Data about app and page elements
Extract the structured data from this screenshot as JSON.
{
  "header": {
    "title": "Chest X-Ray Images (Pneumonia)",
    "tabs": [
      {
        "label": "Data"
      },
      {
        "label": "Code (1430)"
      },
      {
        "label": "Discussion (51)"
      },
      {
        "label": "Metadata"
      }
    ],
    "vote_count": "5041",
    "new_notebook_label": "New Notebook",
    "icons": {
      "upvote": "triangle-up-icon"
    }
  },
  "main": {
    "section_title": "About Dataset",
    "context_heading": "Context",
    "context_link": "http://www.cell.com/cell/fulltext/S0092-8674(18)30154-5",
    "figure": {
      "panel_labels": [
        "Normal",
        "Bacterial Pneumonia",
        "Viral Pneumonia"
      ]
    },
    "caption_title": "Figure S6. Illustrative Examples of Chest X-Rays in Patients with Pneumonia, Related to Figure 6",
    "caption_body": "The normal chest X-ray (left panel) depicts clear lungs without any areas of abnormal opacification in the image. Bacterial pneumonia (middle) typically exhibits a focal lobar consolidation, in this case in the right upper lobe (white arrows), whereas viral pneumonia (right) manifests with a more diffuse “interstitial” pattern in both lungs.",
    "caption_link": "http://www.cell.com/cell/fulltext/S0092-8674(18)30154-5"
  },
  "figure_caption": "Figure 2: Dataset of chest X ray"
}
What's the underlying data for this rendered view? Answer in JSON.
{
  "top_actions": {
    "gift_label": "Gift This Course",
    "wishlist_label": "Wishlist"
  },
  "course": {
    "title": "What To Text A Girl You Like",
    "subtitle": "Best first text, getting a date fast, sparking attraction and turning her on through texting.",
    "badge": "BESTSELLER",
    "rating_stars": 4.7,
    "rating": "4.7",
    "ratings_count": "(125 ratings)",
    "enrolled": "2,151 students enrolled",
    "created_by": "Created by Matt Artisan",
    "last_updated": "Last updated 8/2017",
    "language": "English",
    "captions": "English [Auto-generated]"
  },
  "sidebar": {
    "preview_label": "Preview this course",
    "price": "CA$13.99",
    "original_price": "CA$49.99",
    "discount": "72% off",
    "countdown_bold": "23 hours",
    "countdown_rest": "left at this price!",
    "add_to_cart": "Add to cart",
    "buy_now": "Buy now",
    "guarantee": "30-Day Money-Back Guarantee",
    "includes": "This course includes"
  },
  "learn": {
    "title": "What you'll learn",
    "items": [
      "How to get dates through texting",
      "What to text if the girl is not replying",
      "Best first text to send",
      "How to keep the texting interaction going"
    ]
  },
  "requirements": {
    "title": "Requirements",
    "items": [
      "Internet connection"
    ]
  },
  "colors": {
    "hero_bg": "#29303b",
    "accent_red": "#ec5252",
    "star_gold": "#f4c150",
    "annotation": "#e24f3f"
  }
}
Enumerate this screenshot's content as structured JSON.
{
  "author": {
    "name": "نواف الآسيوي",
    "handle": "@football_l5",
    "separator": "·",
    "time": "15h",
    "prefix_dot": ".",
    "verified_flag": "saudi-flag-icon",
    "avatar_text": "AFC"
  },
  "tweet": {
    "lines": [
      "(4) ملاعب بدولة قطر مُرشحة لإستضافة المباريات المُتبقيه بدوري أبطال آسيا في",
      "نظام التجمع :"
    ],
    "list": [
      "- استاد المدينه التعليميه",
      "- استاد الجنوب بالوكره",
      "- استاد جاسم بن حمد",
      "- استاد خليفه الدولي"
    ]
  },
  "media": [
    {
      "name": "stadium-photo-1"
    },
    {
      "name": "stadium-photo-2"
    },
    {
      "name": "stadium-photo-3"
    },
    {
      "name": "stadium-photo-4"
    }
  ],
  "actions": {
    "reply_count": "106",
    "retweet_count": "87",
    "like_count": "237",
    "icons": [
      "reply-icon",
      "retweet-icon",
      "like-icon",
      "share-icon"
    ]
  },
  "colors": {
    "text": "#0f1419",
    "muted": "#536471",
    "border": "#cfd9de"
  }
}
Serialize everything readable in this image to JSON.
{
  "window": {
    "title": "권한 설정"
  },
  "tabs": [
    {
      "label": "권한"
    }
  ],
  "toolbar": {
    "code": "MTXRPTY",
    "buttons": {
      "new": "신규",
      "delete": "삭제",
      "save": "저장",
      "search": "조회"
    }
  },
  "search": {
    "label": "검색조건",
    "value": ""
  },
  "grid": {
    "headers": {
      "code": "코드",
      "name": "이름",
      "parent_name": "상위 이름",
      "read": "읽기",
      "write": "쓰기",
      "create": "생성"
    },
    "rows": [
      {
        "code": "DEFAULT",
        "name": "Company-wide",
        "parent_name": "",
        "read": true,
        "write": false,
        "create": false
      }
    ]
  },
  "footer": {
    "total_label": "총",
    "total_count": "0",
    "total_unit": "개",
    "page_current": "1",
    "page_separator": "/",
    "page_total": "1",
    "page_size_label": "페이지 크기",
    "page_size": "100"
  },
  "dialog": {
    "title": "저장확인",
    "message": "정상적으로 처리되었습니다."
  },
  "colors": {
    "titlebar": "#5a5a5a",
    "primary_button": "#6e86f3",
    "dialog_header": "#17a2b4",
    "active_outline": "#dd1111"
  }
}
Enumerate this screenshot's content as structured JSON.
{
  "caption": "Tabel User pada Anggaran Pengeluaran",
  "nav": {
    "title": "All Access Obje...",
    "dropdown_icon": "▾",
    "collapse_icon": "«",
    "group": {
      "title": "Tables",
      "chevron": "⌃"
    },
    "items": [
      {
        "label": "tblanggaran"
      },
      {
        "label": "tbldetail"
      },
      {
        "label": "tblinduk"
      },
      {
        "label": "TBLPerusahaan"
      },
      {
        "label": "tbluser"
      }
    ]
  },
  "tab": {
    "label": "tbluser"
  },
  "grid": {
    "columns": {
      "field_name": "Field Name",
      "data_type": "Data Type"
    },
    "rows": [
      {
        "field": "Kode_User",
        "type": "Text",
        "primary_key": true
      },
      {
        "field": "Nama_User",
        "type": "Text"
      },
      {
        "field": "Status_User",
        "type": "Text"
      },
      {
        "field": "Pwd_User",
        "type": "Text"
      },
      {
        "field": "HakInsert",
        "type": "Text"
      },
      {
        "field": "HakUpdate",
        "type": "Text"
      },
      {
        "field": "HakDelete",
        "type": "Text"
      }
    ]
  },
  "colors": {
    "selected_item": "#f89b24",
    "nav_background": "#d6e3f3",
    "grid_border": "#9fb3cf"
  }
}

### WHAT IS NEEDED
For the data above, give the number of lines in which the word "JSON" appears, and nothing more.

### RESPONSE BOX
5